Records to use Block Start
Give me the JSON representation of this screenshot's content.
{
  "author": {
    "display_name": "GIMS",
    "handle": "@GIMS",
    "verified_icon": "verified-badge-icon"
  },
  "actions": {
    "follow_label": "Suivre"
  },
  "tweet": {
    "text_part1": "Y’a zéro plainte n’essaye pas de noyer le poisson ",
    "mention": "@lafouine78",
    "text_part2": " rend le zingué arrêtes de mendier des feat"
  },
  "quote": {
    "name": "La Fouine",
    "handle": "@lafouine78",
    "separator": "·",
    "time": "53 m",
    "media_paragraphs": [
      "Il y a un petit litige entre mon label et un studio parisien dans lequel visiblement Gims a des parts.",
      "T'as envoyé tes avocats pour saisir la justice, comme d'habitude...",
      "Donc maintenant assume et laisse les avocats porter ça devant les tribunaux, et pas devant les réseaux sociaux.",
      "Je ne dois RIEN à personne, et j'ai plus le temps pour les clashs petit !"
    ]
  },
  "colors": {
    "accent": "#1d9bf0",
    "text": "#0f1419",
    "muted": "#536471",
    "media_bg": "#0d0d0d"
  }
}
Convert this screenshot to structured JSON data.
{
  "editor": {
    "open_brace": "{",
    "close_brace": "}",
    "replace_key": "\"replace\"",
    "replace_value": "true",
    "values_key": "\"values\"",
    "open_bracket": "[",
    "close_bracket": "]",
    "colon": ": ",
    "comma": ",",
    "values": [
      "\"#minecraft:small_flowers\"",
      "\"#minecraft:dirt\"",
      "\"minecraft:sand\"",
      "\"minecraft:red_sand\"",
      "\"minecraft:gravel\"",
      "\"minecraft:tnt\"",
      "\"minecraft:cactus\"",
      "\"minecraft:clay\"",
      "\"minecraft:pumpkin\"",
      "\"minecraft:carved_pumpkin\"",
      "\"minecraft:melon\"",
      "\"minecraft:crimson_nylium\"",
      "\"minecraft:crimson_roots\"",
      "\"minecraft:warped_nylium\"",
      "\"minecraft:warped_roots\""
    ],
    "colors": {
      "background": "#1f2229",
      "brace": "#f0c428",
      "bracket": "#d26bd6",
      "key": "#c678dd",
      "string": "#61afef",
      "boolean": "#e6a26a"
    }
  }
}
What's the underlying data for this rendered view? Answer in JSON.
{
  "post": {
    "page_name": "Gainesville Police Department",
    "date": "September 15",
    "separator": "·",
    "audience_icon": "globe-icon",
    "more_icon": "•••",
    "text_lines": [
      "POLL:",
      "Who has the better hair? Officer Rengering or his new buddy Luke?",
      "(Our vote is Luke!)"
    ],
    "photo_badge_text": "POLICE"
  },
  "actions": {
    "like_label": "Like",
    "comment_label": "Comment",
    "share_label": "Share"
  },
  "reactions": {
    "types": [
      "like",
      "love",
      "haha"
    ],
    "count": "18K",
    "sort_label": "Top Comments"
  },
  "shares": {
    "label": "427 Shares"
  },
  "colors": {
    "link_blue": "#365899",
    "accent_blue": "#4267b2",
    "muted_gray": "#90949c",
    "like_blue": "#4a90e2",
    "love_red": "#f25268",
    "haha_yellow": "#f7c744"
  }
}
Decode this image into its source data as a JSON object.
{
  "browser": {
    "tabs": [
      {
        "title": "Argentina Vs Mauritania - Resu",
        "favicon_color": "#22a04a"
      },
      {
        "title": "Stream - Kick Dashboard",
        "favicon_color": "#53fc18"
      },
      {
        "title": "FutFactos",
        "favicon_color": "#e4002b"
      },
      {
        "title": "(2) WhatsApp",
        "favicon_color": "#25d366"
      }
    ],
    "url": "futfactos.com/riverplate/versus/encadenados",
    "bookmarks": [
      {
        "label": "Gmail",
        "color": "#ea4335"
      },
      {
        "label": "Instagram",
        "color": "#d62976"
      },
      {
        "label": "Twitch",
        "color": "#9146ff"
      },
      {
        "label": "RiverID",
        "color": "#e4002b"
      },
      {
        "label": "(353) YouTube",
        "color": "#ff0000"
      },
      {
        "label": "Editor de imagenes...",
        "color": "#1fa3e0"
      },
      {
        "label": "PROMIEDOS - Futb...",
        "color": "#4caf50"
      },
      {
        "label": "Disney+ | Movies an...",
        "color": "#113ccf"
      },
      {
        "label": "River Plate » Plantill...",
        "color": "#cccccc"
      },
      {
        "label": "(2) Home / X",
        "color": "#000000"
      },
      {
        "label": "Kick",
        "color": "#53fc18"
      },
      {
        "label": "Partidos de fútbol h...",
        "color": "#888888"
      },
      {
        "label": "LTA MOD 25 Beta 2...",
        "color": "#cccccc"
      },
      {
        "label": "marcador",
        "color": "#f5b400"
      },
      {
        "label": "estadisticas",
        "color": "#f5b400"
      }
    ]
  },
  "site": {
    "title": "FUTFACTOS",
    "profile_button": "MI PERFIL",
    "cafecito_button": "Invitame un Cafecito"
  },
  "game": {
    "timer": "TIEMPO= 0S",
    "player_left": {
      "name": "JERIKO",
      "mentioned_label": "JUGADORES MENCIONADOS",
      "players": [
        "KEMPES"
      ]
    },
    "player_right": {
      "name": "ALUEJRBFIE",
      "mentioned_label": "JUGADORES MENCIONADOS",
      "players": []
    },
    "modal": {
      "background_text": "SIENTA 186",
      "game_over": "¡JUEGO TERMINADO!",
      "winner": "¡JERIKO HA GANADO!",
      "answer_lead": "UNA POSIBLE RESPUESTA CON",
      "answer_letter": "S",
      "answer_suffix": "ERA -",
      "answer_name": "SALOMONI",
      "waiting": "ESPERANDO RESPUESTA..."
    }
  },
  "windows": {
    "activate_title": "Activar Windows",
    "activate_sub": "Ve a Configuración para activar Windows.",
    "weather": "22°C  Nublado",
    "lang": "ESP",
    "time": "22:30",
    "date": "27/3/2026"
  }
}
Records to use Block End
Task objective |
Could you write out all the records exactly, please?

Response box |
Give me the JSON representation of this screenshot's content.
{
  "author": {
    "display_name": "GIMS",
    "handle": "@GIMS",
    "verified_icon": "verified-badge-icon"
  },
  "actions": {
    "follow_label": "Suivre"
  },
  "tweet": {
    "text_part1": "Y’a zéro plainte n’essaye pas de noyer le poisson ",
    "mention": "@lafouine78",
    "text_part2": " rend le zingué arrêtes de mendier des feat"
  },
  "quote": {
    "name": "La Fouine",
    "handle": "@lafouine78",
    "separator": "·",
    "time": "53 m",
    "media_paragraphs": [
      "Il y a un petit litige entre mon label et un studio parisien dans lequel visiblement Gims a des parts.",
      "T'as envoyé tes avocats pour saisir la justice, comme d'habitude...",
      "Donc maintenant assume et laisse les avocats porter ça devant les tribunaux, et pas devant les réseaux sociaux.",
      "Je ne dois RIEN à personne, et j'ai plus le temps pour les clashs petit !"
    ]
  },
  "colors": {
    "accent": "#1d9bf0",
    "text": "#0f1419",
    "muted": "#536471",
    "media_bg": "#0d0d0d"
  }
}
Convert this screenshot to structured JSON data.
{
  "editor": {
    "open_brace": "{",
    "close_brace": "}",
    "replace_key": "\"replace\"",
    "replace_value": "true",
    "values_key": "\"values\"",
    "open_bracket": "[",
    "close_bracket": "]",
    "colon": ": ",
    "comma": ",",
    "values": [
      "\"#minecraft:small_flowers\"",
      "\"#minecraft:dirt\"",
      "\"minecraft:sand\"",
      "\"minecraft:red_sand\"",
      "\"minecraft:gravel\"",
      "\"minecraft:tnt\"",
      "\"minecraft:cactus\"",
      "\"minecraft:clay\"",
      "\"minecraft:pumpkin\"",
      "\"minecraft:carved_pumpkin\"",
      "\"minecraft:melon\"",
      "\"minecraft:crimson_nylium\"",
      "\"minecraft:crimson_roots\"",
      "\"minecraft:warped_nylium\"",
      "\"minecraft:warped_roots\""
    ],
    "colors": {
      "background": "#1f2229",
      "brace": "#f0c428",
      "bracket": "#d26bd6",
      "key": "#c678dd",
      "string": "#61afef",
      "boolean": "#e6a26a"
    }
  }
}
What's the underlying data for this rendered view? Answer in JSON.
{
  "post": {
    "page_name": "Gainesville Police Department",
    "date": "September 15",
    "separator": "·",
    "audience_icon": "globe-icon",
    "more_icon": "•••",
    "text_lines": [
      "POLL:",
      "Who has the better hair? Officer Rengering or his new buddy Luke?",
      "(Our vote is Luke!)"
    ],
    "photo_badge_text": "POLICE"
  },
  "actions": {
    "like_label": "Like",
    "comment_label": "Comment",
    "share_label": "Share"
  },
  "reactions": {
    "types": [
      "like",
      "love",
      "haha"
    ],
    "count": "18K",
    "sort_label": "Top Comments"
  },
  "shares": {
    "label": "427 Shares"
  },
  "colors": {
    "link_blue": "#365899",
    "accent_blue": "#4267b2",
    "muted_gray": "#90949c",
    "like_blue": "#4a90e2",
    "love_red": "#f25268",
    "haha_yellow": "#f7c744"
  }
}
Decode this image into its source data as a JSON object.
{
  "browser": {
    "tabs": [
      {
        "title": "Argentina Vs Mauritania - Resu",
        "favicon_color": "#22a04a"
      },
      {
        "title": "Stream - Kick Dashboard",
        "favicon_color": "#53fc18"
      },
      {
        "title": "FutFactos",
        "favicon_color": "#e4002b"
      },
      {
        "title": "(2) WhatsApp",
        "favicon_color": "#25d366"
      }
    ],
    "url": "futfactos.com/riverplate/versus/encadenados",
    "bookmarks": [
      {
        "label": "Gmail",
        "color": "#ea4335"
      },
      {
        "label": "Instagram",
        "color": "#d62976"
      },
      {
        "label": "Twitch",
        "color": "#9146ff"
      },
      {
        "label": "RiverID",
        "color": "#e4002b"
      },
      {
        "label": "(353) YouTube",
        "color": "#ff0000"
      },
      {
        "label": "Editor de imagenes...",
        "color": "#1fa3e0"
      },
      {
        "label": "PROMIEDOS - Futb...",
        "color": "#4caf50"
      },
      {
        "label": "Disney+ | Movies an...",
        "color": "#113ccf"
      },
      {
        "label": "River Plate » Plantill...",
        "color": "#cccccc"
      },
      {
        "label": "(2) Home / X",
        "color": "#000000"
      },
      {
        "label": "Kick",
        "color": "#53fc18"
      },
      {
        "label": "Partidos de fútbol h...",
        "color": "#888888"
      },
      {
        "label": "LTA MOD 25 Beta 2...",
        "color": "#cccccc"
      },
      {
        "label": "marcador",
        "color": "#f5b400"
      },
      {
        "label": "estadisticas",
        "color": "#f5b400"
      }
    ]
  },
  "site": {
    "title": "FUTFACTOS",
    "profile_button": "MI PERFIL",
    "cafecito_button": "Invitame un Cafecito"
  },
  "game": {
    "timer": "TIEMPO= 0S",
    "player_left": {
      "name": "JERIKO",
      "mentioned_label": "JUGADORES MENCIONADOS",
      "players": [
        "KEMPES"
      ]
    },
    "player_right": {
      "name": "ALUEJRBFIE",
      "mentioned_label": "JUGADORES MENCIONADOS",
      "players": []
    },
    "modal": {
      "background_text": "SIENTA 186",
      "game_over": "¡JUEGO TERMINADO!",
      "winner": "¡JERIKO HA GANADO!",
      "answer_lead": "UNA POSIBLE RESPUESTA CON",
      "answer_letter": "S",
      "answer_suffix": "ERA -",
      "answer_name": "SALOMONI",
      "waiting": "ESPERANDO RESPUESTA..."
    }
  },
  "windows": {
    "activate_title": "Activar Windows",
    "activate_sub": "Ve a Configuración para activar Windows.",
    "weather": "22°C  Nublado",
    "lang": "ESP",
    "time": "22:30",
    "date": "27/3/2026"
  }
}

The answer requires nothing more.